Development Activities - Emerging areas
“The potential for doing biology that intersects with our local environment, whether it is our ecological or the clinical environment is now a reality. With the existence of different modes of doing research, individual laboratory based science (NCBS), research themes (inSTEM), supported by the availability of appropriate technology (CCAMP), this environment has the potential to do transformative work”. Prof. Satyajit Mayor, Director, NCBS and inStem.
Chemical Ecology Program
The Chemical Ecology Program focuses on a relatively new field of research in India and will result in the molecular characterization of interactions between various organisms (microbes, plants or animals). Such interactions and their understanding will impact many fields of biology, including agriculture (through their influence on pollination, crop size, and pest borne diseases), medicine (e.g. understanding the chemical basis of traditional medicine or how insect disease-vectors identify their mammalian hosts) and biotechnology (designing strategies for better crops through facilitating pollination, pest and disease transmission control). The chemical ecology program is interdisciplinary in nature, as it draws from ecology, evolution, chemistry, neuroscience, behavior and natural history. This makes the field contextual and therefore chemical ecology research needs to be conducted in places with rich organismal interactions.
Structural biology Program
Structural Biology is the general term used to understand the function of biological molecules from the arrangement of the atoms that make up the molecules in three dimensions. The primary techniques used are X-ray crystallography, Nuclear Magnetic Resonance Spectroscopy and Electron Microscopy. All of these techniques also rely on the ability of researchers to produce large quantities of pure biological molecules (often proteins). The last year has seen a tremendous increase in infrastructure in the campus structural biology program. We now hope to enhance our capabilities in single particle Electron Microscopy and tomography. The coming together of all the different structural biology techniques under one umbrella provides exciting opportunities for asking scientific questions that cannot be answered by any one technique alone. We expect exciting science in the next five years from the core structure biology groups and hope that biologists on our campus can begin to use structural biology as a powerful tool in their individual research programs - connecting structure to function.

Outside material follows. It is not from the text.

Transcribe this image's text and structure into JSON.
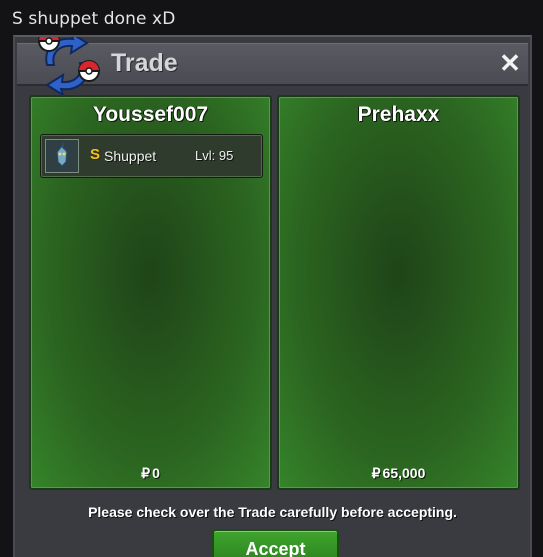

Discovery Biology of Neuropsychiatric Disorders
Psychiatric disorders are a group of chronic disorders which affect about 2-3% population of young adults in India and across the world. Majorly, the genetic defects under the influence of environmental factors are attributed to the onset of psychiatric disabilities. We are developing a collaborative program jointly with clinicians at NIMHANS to probe mental illness at clinical and basic levels, with the goal of uncovering novel strategies for identifying and managing these disorders. Our researchers are working with the clinicians to develop a platform for investigating the cellular and molecular basis of psychiatric disorders in Indian population. DBNS aims to devise novel solutions for diagnosis and treatments of neuropsychiatric problems. Cutting-edge stem cell technology will be used to derive patient neuronal cell lines for genetic analysis and cell based assays in conjunction with information from large scale clinical analysis and this would collectively enhance understanding of the relationship between cellular phenotypes with disease progression.
Life sciences researchers today are confronted with petabytes of high-throughput data emerging from medical andmicroscopy imaging, high-speed behaviour and physiology data, spectroscopy, field and GIS datasets, and multiple sources. Rapid advances in technology have made it possible to generate and examine biological data on an unprecedented scale using statistical and computational tools. Biologists today need access not only to the means to generate such data but to analyze and utilize it for new breakthroughs. This requires concomitant training of the next generation of biology researchers and developing innovative means of data storage, transfer, mining and management. Research at the Bangalore BioCluster is diverse and complex and requires a carefully constructed computational infrastructure. The wide range of data emerging from structural biology, sequencing, microscopy, clinical research data, field stations and drug discovery require sophisticated tools, technology and people as a necessary infrastructure on campus. We hope to create such a system for our researchers.